on the underside with a quivering tangle of reflections from the lagoon. "Aren't there any grownups at all?" "I don't think. While the events beforehand suggest a decline in behaviour and order, it is this incident that depicts the extent of the boys degeneration. There was no lack of boys to choose from.
While the novel suggests that civilisation is the flimsiest of guises, lying above chaos, this scene highlights the stark contrast between above and below the surface. Chris Furrh makes for a more convincing Jack, his harsh words seemingly rolling off the tongue. Rather than the English schoolboys marooned during an unnamed war, Harry Hooks film shifts to a contemporary setting. We're having a meeting.

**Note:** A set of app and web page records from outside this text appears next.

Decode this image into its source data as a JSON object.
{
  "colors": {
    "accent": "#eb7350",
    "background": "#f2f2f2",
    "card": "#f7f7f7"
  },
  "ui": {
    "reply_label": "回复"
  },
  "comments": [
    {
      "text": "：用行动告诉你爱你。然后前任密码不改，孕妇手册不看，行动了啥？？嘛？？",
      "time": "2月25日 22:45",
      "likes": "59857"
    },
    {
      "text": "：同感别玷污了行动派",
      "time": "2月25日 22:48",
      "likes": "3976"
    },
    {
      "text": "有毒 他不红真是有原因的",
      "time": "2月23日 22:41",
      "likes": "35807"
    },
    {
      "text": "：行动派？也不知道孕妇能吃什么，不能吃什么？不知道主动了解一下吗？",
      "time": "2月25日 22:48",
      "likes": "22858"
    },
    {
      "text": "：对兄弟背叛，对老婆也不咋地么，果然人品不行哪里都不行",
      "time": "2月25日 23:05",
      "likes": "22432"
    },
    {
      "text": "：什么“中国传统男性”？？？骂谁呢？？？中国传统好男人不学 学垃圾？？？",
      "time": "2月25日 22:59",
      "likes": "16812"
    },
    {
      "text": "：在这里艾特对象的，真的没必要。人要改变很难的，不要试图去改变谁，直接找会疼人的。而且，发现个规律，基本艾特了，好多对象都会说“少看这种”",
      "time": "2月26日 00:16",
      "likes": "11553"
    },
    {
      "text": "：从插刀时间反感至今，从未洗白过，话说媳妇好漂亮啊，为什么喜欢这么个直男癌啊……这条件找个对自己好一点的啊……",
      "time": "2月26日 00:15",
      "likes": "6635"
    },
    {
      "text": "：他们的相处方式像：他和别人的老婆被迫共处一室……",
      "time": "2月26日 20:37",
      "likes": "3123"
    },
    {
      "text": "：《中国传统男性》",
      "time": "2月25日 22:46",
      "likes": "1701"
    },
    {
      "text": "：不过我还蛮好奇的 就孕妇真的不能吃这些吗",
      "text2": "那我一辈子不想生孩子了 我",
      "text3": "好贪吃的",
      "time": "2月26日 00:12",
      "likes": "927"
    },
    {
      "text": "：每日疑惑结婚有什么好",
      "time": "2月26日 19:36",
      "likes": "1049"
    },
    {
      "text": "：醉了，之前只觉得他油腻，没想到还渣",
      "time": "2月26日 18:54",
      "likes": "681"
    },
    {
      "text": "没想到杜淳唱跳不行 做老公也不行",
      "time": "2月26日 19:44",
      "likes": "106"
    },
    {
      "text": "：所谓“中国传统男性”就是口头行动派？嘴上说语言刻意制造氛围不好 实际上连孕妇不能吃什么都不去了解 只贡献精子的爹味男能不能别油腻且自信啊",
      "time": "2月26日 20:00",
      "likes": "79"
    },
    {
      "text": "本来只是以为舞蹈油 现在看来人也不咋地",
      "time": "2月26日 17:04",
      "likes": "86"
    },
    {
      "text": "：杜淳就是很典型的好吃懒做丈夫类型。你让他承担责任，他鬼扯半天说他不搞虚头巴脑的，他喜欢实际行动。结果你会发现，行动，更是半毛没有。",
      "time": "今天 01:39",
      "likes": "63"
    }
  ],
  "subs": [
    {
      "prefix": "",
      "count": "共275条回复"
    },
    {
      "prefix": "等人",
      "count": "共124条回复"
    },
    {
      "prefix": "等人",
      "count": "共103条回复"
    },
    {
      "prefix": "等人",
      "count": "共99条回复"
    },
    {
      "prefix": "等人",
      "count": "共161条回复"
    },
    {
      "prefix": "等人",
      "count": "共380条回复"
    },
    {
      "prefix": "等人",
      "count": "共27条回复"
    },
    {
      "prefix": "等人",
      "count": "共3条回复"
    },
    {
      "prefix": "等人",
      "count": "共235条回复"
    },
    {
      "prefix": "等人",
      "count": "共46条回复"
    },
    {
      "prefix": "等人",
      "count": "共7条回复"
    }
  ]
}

Piggy was looking determined and began to take off his shorts. The naked crooks of his knees were plump, caught and scratched by thorns. While this may seem like a minor alteration, in the book it signals the first sign of a danger that will become ever present as the story continues. None the Different Characters of the boys could have found good reason for this; what intelligence had been shown was traceable to Piggy while the most obvious leader was Jack. "I don't know." Here and there, little breezes crept over the polished waters beneath the haze of heat. The camera pans around, showing the boys flapping their legs, trying to stay afloat.
I m scared like hell.
I was expecting an adve.
Born in Cornwall, England, in 1911 and educated at Oxford University, William, gerald, golding s first book, Poems, was published in llowing a stint in the, royal Navy and other diversions during and after World War II, Golding wrote, lord of the Flies while teaching.
Lord of the Flies is a 1954 novel by Nobel Prizewinning British author William e book focuses on a group of British boys stranded on an uninhabited island and their disastrous attempt to govern themselves.
Homepage of William Golding, author of Lord of the Flies.
About Face: A Book About Leadership, The Boys of The Lord of the Flies, Jackson Pollock - Review of the man and his art,